Hartley is the favourite to take over the captaincy from Robshaw although he must prove his fitness and form in Northampton's final two European Champions Cup pool matches, having lost his place in the starting XV after missing games because of concussion and a rib injury, before Jones appoints his leader ahead of the Six Nations launch on January 27.
Robshaw will be selected in the squad as a blindside flanker with two other uncapped players, Jack Clifford and Will Fraser, poised to compete for the openside position.
Tuilagi, 24, who returned to action for the first time in 15 months in the win against Northampton last Saturday, will not be considered for England's opening games of the Championship but could feature in the latter stages as he plays his way back to match fitness with Leicester. He is expected to start at inside centre for Leicester against Treviso on Saturday.
There will also be a return to the squad for Chris Ashton and Marland Yarde, whose last appearance came against Australia in November 2014. Ashton's last cap came against New Zealand in June 2014.
The return of such experienced heads as Hartley, Tuilagi and Ashton is complemented by an injection of fresh talent including Josh Beaumont, the Sale forward and son of former England's 1980 Grand Slam captain Bill, who is now the Rugby Football Union chairman.
Beaumont's inclusion comes at the expense of Gloucester No 8 Ben Morgan, while Matt Kvesic, his club team-mate who was tipped to contend the openside position does not make the cut.
Paul Hill, the Northampton prop, and the Wasps centre Elliot Daly are also both expected to be included while there were indications that Bath's Ollie Devoto was also under strong consideration for one of the midfield berths.
Joe Simpson, the Wasps scrum-half, is likely to replace Wigglesworth along with Ben Youngs and Danny Care as one of three scrum-halves.
Jones was only allowed to make 11 changes to the World Cup squad because of the rules that govern the agreement between the Rugby Football Union and the clubs while injuries have limited some of his options with Henry Slade, Jonny May, Ed Slater and Dave Attwood all unavailable.
The inclusion of so many uncapped players will bring a new look and energy to the squad and Itoje, who made the original 50‑man training squad for the World Cup last June but was released after three weeks, said on Tuesday night that he was ready to make the step up to the international stage.
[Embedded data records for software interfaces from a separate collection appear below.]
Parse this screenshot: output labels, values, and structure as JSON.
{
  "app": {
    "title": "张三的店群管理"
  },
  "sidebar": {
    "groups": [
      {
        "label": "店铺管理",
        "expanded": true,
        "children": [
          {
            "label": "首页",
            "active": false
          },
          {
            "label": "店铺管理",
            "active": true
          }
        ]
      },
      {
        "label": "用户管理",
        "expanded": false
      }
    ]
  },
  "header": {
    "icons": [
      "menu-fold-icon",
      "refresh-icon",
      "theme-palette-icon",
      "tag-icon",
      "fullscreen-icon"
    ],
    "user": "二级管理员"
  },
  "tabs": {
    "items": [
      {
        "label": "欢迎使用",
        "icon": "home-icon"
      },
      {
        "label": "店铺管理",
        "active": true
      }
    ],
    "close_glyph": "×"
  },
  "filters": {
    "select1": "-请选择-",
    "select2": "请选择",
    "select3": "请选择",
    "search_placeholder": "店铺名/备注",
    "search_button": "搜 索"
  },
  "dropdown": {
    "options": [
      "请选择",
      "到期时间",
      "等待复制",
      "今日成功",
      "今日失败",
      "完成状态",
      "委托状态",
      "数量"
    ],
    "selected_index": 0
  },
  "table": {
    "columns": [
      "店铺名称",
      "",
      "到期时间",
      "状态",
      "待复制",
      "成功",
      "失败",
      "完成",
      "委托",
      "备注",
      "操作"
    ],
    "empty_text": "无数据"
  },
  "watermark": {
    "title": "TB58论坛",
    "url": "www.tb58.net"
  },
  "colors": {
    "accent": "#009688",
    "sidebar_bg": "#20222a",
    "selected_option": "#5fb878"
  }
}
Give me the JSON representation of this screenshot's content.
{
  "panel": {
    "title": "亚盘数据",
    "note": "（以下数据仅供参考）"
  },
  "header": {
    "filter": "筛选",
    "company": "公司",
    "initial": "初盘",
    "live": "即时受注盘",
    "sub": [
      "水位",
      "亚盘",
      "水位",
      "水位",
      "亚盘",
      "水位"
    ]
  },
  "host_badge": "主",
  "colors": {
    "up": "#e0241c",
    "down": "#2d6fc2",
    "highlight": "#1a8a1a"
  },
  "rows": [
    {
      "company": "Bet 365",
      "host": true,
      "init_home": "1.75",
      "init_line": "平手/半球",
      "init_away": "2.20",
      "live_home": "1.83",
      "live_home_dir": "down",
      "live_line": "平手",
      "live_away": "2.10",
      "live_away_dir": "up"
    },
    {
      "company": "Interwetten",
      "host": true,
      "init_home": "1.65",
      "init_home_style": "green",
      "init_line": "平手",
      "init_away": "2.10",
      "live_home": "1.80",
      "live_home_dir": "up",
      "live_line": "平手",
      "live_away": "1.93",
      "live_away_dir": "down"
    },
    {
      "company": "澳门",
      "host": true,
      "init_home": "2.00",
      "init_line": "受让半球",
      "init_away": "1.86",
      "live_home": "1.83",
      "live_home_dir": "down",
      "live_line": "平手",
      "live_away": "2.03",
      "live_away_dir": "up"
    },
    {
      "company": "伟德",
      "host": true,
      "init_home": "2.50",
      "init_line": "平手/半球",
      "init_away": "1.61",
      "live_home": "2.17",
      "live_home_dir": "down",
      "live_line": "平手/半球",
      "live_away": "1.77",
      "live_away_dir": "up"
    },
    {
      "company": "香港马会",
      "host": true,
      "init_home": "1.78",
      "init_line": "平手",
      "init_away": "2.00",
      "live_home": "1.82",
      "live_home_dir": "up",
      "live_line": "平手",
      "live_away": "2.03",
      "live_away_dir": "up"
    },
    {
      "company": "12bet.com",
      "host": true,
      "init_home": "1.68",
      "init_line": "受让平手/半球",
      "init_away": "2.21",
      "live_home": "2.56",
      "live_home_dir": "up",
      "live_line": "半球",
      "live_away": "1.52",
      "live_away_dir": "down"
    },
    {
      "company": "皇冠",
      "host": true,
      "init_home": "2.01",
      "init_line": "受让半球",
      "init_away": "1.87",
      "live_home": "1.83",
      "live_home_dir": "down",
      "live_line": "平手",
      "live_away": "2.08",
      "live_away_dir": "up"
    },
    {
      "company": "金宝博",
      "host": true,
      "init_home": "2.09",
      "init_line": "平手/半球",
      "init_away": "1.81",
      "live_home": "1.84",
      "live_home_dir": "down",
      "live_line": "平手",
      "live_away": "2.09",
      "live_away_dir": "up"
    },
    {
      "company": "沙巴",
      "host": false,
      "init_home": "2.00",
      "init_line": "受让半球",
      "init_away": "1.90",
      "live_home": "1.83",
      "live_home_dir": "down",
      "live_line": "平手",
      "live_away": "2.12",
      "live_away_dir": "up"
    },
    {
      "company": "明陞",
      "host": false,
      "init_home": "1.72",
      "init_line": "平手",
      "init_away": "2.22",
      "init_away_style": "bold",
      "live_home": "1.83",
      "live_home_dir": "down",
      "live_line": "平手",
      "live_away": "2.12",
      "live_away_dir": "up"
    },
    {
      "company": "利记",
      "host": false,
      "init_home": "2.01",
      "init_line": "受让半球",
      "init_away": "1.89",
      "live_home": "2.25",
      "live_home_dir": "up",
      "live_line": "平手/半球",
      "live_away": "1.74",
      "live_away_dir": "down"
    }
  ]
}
"I think I am ready," said Itoje, who is only in his second season with Saracens after playing in the England Under-20s side that won the world title in 2014. "Given the opportunity I think I would do well. I am confident in my ability. If I am put in that situation I think I will give a good account of myself.
"I am fortunate enough to have played a lot from around about this time last year as I have been quite involved in the first team at Saracens. I have played in some of the bigger games and the bigger occasions.
"There is a cumulative effect of all those matches and all those experiences I have gained over the last 12 months have helped me to where I am now."
Itoje said that he benefited from experience with England last year, but felt he could have had an impact at the World Cup. "Personally I thought I could have contributed. I always knew it was going to be tough but I did think I would last more than three weeks.
"I was disappointed to go away so early. The coaches have a difficult decision to make. Whoever they cut at that time wasn't going to be happy. The coaches gave me some decent feedback and told me some things I need to work on to continue to develop and hopefully get in the team in the future.
"There will always be things I need to improve on but I am definitely a better player now than I was six months ago."
Meanwhile, the former England assistant coach Andy Farrell, who is poised to join Ireland in June, has joined Munster in a temporary advisory role. The 40-year-old, who will become Ireland defence coach, will provide part-time support to Munster for four months.
The Telegraph, London